> Task description:
Return each record word for word, keeping none of its pictures.

> Data for processing:
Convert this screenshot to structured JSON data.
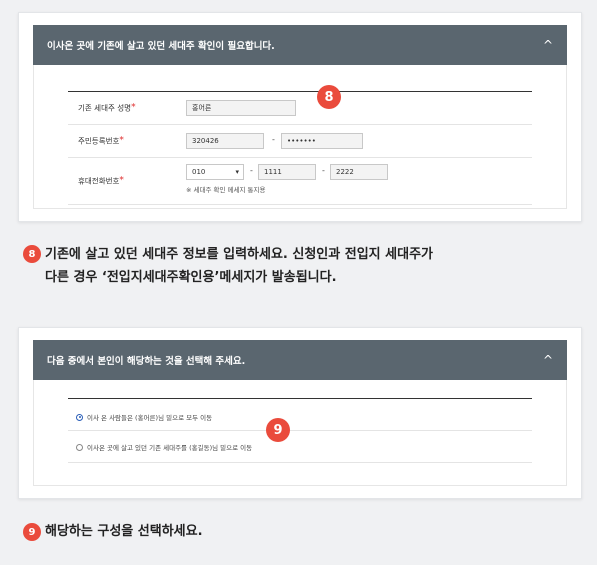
{
  "panel1": {
    "title": "이사온 곳에 기존에 살고 있던 세대주 확인이 필요합니다.",
    "chevron": "^",
    "fields": {
      "name": {
        "label": "기존 세대주 성명",
        "value": "홍어른"
      },
      "rrn": {
        "label": "주민등록번호",
        "front": "320426",
        "dash": "-",
        "back": "•••••••"
      },
      "phone": {
        "label": "휴대전화번호",
        "prefix": "010",
        "dash1": "-",
        "mid": "1111",
        "dash2": "-",
        "last": "2222",
        "note": "※ 세대주 확인 메세지 통지용"
      },
      "required_mark": "*"
    }
  },
  "step8": {
    "number": "8",
    "line1": "기존에 살고 있던 세대주 정보를 입력하세요. 신청인과 전입지 세대주가",
    "line2": "다른 경우 ‘전입지세대주확인용’메세지가 발송됩니다."
  },
  "panel2": {
    "title": "다음 중에서 본인이 해당하는 것을 선택해 주세요.",
    "chevron": "^",
    "options": [
      {
        "label": "이사 온 사람들은 (홍어른)님 밑으로 모두 이동",
        "selected": true
      },
      {
        "label": "이사온 곳에 살고 있던 기존 세대주를 (홍길동)님 밑으로 이동",
        "selected": false
      }
    ]
  },
  "step9": {
    "number": "9",
    "line1": "해당하는 구성을 선택하세요."
  },
  "colors": {
    "header_bg": "#5a666f",
    "badge": "#ea4b3c",
    "required": "#e03030",
    "radio_selected": "#2b5fb8"
  }
}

> Response to the exercise:
Convert this screenshot to structured JSON data.
{
  "panel1": {
    "title": "이사온 곳에 기존에 살고 있던 세대주 확인이 필요합니다.",
    "chevron": "^",
    "fields": {
      "name": {
        "label": "기존 세대주 성명",
        "value": "홍어른"
      },
      "rrn": {
        "label": "주민등록번호",
        "front": "320426",
        "dash": "-",
        "back": "•••••••"
      },
      "phone": {
        "label": "휴대전화번호",
        "prefix": "010",
        "dash1": "-",
        "mid": "1111",
        "dash2": "-",
        "last": "2222",
        "note": "※ 세대주 확인 메세지 통지용"
      },
      "required_mark": "*"
    }
  },
  "step8": {
    "number": "8",
    "line1": "기존에 살고 있던 세대주 정보를 입력하세요. 신청인과 전입지 세대주가",
    "line2": "다른 경우 ‘전입지세대주확인용’메세지가 발송됩니다."
  },
  "panel2": {
    "title": "다음 중에서 본인이 해당하는 것을 선택해 주세요.",
    "chevron": "^",
    "options": [
      {
        "label": "이사 온 사람들은 (홍어른)님 밑으로 모두 이동",
        "selected": true
      },
      {
        "label": "이사온 곳에 살고 있던 기존 세대주를 (홍길동)님 밑으로 이동",
        "selected": false
      }
    ]
  },
  "step9": {
    "number": "9",
    "line1": "해당하는 구성을 선택하세요."
  },
  "colors": {
    "header_bg": "#5a666f",
    "badge": "#ea4b3c",
    "required": "#e03030",
    "radio_selected": "#2b5fb8"
  }
}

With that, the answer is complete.